(Source records)
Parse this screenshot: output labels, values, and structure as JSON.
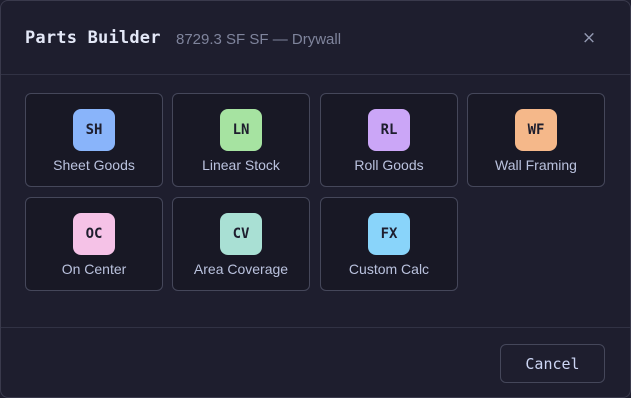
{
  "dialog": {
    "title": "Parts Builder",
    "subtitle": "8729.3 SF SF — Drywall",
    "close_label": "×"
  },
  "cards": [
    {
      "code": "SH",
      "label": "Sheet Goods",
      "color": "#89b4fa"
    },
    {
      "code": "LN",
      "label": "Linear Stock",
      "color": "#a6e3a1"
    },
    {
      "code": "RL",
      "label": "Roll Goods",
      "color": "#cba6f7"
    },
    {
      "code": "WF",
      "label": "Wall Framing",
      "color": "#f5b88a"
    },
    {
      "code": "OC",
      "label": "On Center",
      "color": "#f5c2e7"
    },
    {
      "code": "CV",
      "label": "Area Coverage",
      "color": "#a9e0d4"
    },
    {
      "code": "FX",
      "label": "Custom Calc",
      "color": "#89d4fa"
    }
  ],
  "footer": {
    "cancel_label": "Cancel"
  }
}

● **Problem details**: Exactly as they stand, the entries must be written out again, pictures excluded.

● **Reply to the task**:
Parse this screenshot: output labels, values, and structure as JSON.
{
  "dialog": {
    "title": "Parts Builder",
    "subtitle": "8729.3 SF SF — Drywall",
    "close_label": "×"
  },
  "cards": [
    {
      "code": "SH",
      "label": "Sheet Goods",
      "color": "#89b4fa"
    },
    {
      "code": "LN",
      "label": "Linear Stock",
      "color": "#a6e3a1"
    },
    {
      "code": "RL",
      "label": "Roll Goods",
      "color": "#cba6f7"
    },
    {
      "code": "WF",
      "label": "Wall Framing",
      "color": "#f5b88a"
    },
    {
      "code": "OC",
      "label": "On Center",
      "color": "#f5c2e7"
    },
    {
      "code": "CV",
      "label": "Area Coverage",
      "color": "#a9e0d4"
    },
    {
      "code": "FX",
      "label": "Custom Calc",
      "color": "#89d4fa"
    }
  ],
  "footer": {
    "cancel_label": "Cancel"
  }
}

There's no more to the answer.